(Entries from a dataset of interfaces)

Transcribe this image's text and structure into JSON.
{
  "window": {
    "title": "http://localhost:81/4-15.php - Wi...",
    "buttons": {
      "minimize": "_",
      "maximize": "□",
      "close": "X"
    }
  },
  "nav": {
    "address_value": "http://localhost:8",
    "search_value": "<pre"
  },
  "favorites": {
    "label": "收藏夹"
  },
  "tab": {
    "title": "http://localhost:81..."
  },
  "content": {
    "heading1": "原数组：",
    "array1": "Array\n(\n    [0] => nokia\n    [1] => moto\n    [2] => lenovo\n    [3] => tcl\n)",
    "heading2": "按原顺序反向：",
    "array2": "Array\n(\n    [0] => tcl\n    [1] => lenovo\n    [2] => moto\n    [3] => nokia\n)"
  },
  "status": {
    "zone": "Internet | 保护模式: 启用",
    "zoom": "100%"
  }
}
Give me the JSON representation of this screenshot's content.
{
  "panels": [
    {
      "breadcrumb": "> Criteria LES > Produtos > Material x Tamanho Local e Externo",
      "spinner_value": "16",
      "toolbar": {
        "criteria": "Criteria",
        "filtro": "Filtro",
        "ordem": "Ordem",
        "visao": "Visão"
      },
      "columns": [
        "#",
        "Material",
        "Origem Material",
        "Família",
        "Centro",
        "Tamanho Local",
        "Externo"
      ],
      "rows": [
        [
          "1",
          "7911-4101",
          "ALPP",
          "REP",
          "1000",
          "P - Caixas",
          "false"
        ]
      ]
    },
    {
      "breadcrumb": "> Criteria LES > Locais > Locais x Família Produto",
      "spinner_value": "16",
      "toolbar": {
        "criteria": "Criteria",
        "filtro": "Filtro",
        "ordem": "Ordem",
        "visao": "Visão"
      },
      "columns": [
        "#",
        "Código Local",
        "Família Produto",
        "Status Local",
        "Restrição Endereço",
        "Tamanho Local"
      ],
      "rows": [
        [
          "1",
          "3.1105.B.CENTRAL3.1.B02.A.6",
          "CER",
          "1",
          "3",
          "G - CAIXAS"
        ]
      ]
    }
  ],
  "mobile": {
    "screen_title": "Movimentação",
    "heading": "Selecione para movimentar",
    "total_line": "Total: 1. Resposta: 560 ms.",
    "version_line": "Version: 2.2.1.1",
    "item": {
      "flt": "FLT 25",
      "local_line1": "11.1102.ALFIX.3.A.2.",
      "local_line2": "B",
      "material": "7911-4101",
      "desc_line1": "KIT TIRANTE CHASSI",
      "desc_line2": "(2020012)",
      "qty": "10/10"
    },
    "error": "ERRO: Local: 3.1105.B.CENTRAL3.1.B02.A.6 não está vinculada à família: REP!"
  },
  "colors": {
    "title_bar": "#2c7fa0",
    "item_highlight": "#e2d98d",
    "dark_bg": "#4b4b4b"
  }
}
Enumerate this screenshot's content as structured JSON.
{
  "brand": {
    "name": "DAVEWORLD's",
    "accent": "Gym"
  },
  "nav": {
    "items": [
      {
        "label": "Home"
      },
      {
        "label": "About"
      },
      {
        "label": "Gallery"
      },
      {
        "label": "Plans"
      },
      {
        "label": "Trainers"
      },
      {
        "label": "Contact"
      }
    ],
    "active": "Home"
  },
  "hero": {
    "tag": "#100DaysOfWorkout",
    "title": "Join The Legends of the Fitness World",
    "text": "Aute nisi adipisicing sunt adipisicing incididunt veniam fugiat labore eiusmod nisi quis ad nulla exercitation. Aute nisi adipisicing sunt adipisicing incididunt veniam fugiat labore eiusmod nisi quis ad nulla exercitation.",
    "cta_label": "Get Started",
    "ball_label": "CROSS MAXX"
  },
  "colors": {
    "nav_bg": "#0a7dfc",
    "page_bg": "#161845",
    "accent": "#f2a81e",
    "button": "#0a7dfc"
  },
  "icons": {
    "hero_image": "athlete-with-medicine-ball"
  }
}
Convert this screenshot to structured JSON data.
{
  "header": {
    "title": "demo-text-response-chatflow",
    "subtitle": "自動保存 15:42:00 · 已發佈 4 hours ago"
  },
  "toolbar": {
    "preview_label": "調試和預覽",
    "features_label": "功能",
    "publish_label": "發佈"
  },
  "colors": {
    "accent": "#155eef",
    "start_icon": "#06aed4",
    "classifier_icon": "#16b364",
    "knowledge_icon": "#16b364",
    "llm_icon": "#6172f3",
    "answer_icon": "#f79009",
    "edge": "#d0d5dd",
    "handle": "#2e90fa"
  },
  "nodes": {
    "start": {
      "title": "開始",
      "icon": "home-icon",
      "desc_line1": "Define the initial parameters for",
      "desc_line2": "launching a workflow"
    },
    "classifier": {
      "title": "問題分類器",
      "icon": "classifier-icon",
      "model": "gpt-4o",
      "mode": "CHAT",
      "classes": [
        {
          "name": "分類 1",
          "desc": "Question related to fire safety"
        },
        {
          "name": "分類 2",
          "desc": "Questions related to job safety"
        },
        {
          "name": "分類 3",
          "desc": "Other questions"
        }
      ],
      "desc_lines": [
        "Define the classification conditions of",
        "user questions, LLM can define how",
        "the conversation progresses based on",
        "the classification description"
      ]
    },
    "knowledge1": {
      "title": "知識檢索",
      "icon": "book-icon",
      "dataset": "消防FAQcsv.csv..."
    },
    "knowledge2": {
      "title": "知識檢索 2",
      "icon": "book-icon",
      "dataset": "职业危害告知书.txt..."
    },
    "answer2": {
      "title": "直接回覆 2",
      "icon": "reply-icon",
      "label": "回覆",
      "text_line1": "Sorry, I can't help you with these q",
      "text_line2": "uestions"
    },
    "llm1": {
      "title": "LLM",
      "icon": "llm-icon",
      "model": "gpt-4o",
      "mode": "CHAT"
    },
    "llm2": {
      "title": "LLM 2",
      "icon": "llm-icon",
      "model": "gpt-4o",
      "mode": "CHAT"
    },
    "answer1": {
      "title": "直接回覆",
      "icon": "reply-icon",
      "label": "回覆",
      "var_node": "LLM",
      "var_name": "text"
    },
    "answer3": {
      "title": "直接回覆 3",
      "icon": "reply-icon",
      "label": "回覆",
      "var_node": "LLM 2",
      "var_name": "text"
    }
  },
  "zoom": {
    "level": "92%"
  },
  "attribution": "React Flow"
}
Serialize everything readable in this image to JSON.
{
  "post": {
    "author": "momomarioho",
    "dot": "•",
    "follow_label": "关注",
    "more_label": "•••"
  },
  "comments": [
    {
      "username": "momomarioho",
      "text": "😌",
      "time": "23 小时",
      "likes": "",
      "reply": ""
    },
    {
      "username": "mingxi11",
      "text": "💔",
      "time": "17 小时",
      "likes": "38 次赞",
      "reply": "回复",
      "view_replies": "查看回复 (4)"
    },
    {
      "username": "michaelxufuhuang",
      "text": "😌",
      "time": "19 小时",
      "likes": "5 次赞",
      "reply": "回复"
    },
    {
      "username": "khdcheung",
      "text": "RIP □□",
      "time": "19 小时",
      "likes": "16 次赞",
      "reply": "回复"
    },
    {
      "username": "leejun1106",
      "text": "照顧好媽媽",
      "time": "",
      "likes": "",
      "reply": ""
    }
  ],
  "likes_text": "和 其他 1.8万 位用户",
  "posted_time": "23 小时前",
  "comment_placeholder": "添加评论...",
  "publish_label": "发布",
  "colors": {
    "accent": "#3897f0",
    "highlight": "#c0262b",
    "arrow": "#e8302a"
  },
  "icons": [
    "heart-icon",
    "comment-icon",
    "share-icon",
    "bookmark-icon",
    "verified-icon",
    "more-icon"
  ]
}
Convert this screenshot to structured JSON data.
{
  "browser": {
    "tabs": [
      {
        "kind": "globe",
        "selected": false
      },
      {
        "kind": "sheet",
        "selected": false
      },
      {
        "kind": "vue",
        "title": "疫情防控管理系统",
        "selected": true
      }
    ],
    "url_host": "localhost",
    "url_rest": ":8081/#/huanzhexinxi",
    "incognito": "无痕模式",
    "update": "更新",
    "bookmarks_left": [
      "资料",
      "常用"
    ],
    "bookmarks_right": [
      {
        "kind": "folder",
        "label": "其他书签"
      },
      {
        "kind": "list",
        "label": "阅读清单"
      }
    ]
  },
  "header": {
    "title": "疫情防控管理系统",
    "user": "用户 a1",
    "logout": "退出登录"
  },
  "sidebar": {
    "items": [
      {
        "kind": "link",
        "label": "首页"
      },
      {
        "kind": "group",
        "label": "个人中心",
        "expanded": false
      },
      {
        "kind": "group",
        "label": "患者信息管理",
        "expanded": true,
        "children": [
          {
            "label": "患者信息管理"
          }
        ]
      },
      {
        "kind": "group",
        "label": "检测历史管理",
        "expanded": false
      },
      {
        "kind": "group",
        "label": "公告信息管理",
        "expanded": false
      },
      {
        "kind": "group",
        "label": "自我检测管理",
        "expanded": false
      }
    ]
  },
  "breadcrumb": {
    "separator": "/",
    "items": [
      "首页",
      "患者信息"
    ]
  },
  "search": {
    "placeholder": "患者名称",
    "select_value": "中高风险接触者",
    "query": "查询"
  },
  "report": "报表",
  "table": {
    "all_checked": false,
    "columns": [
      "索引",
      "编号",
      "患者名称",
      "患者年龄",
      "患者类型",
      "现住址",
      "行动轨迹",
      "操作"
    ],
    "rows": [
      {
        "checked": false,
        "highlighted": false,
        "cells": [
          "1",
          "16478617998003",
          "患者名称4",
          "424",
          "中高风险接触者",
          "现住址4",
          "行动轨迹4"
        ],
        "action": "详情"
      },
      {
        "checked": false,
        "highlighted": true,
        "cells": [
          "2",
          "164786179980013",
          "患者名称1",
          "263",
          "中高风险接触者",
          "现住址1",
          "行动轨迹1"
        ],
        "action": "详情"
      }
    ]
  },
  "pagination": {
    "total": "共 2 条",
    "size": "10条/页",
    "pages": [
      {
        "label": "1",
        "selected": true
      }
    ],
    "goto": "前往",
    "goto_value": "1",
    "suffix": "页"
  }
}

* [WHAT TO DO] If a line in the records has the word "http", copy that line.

* [OUTPUT BELOW]
    "title": "http://localhost:81/4-15.php - Wi...",
    "address_value": "http://localhost:8",
    "title": "http://localhost:81..."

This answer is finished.